Your task:
Please give every line below again exactly, but not its pictures.

Items listed in a dataset:
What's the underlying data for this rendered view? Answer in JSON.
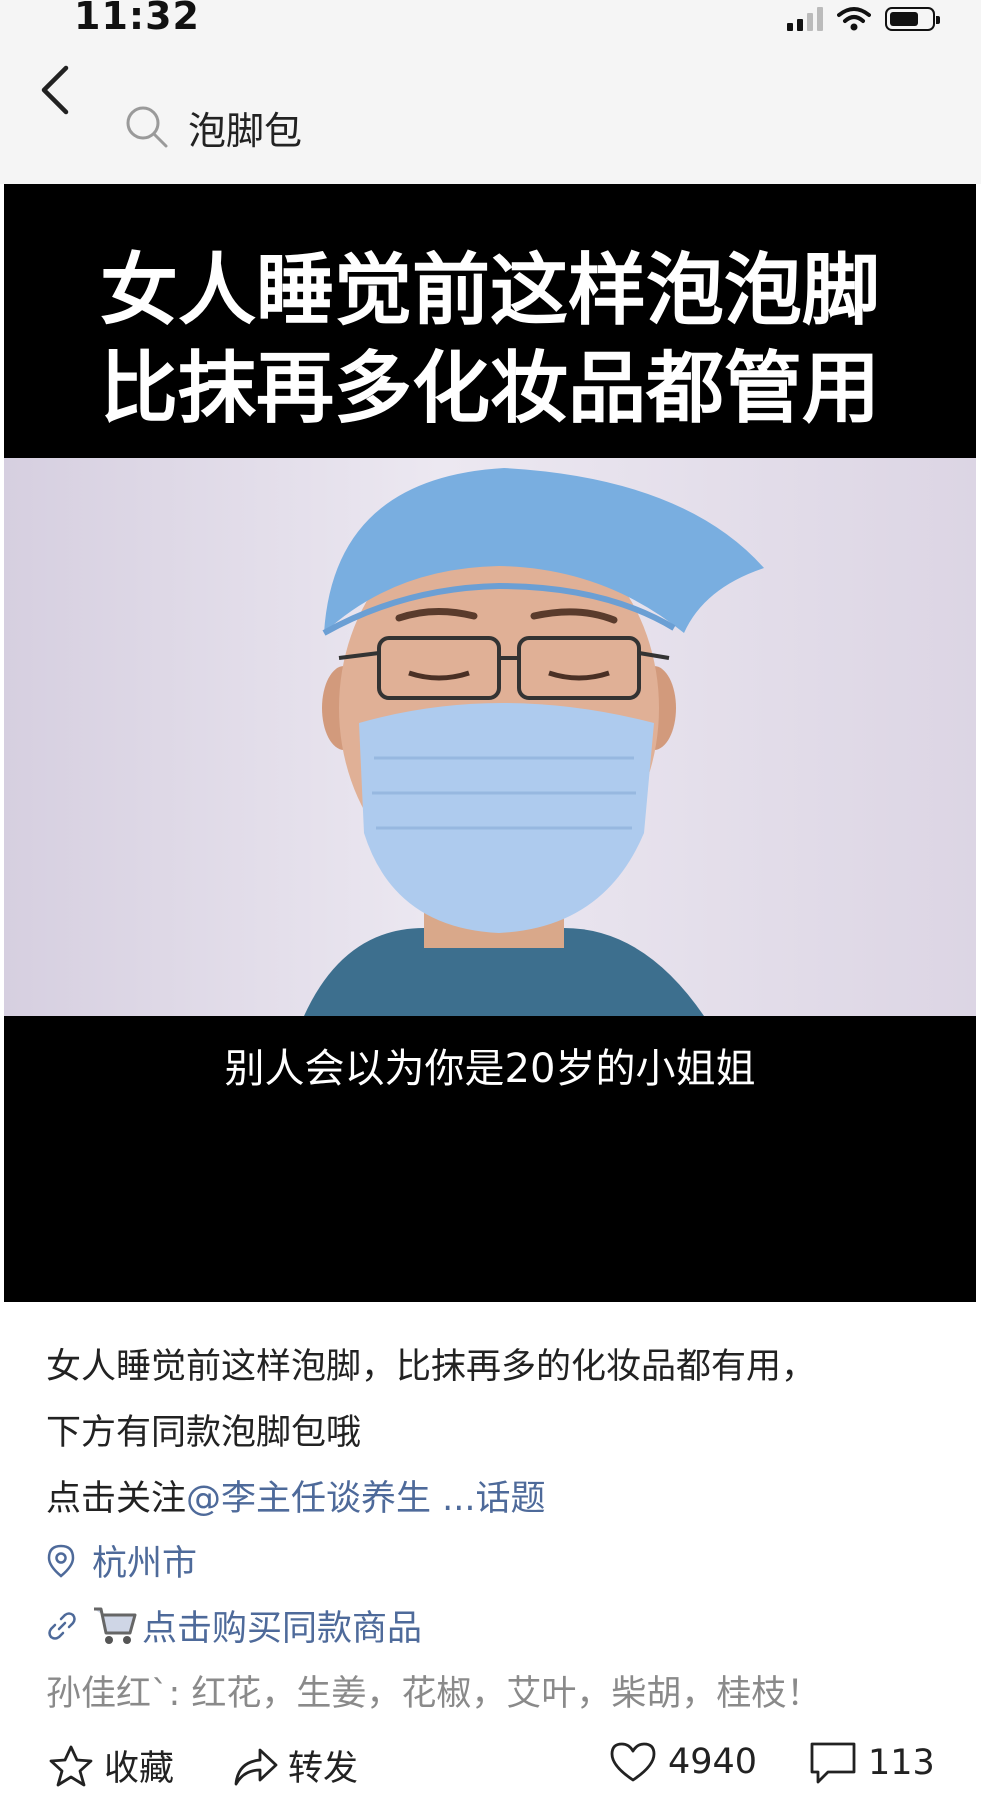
{
  "status_bar": {
    "time": "11:32"
  },
  "nav": {
    "search_query": "泡脚包"
  },
  "video": {
    "title_line1": "女人睡觉前这样泡泡脚",
    "title_line2": "比抹再多化妆品都管用",
    "subtitle": "别人会以为你是20岁的小姐姐"
  },
  "post": {
    "desc_line1": "女人睡觉前这样泡脚，比抹再多的化妆品都有用，",
    "desc_line2": "下方有同款泡脚包哦",
    "follow_prefix": "点击关注",
    "follow_account": "@李主任谈养生",
    "topic_link": " ...话题",
    "location": "杭州市",
    "product_link": "点击购买同款商品",
    "top_comment": "孙佳红`: 红花，生姜，花椒，艾叶，柴胡，桂枝！"
  },
  "actions": {
    "favorite_label": "收藏",
    "share_label": "转发",
    "like_count": "4940",
    "comment_count": "113"
  },
  "icons": [
    "back-chevron-icon",
    "search-icon",
    "location-pin-icon",
    "link-icon",
    "cart-icon",
    "star-icon",
    "share-arrow-icon",
    "heart-icon",
    "comment-icon"
  ],
  "colors": {
    "link": "#4e6a9a",
    "secondary_text": "#8a8a8a",
    "video_bg": "#000000"
  }
}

Output for this task:
What's the underlying data for this rendered view? Answer in JSON.
{
  "status_bar": {
    "time": "11:32"
  },
  "nav": {
    "search_query": "泡脚包"
  },
  "video": {
    "title_line1": "女人睡觉前这样泡泡脚",
    "title_line2": "比抹再多化妆品都管用",
    "subtitle": "别人会以为你是20岁的小姐姐"
  },
  "post": {
    "desc_line1": "女人睡觉前这样泡脚，比抹再多的化妆品都有用，",
    "desc_line2": "下方有同款泡脚包哦",
    "follow_prefix": "点击关注",
    "follow_account": "@李主任谈养生",
    "topic_link": " ...话题",
    "location": "杭州市",
    "product_link": "点击购买同款商品",
    "top_comment": "孙佳红`: 红花，生姜，花椒，艾叶，柴胡，桂枝！"
  },
  "actions": {
    "favorite_label": "收藏",
    "share_label": "转发",
    "like_count": "4940",
    "comment_count": "113"
  },
  "icons": [
    "back-chevron-icon",
    "search-icon",
    "location-pin-icon",
    "link-icon",
    "cart-icon",
    "star-icon",
    "share-arrow-icon",
    "heart-icon",
    "comment-icon"
  ],
  "colors": {
    "link": "#4e6a9a",
    "secondary_text": "#8a8a8a",
    "video_bg": "#000000"
  }
}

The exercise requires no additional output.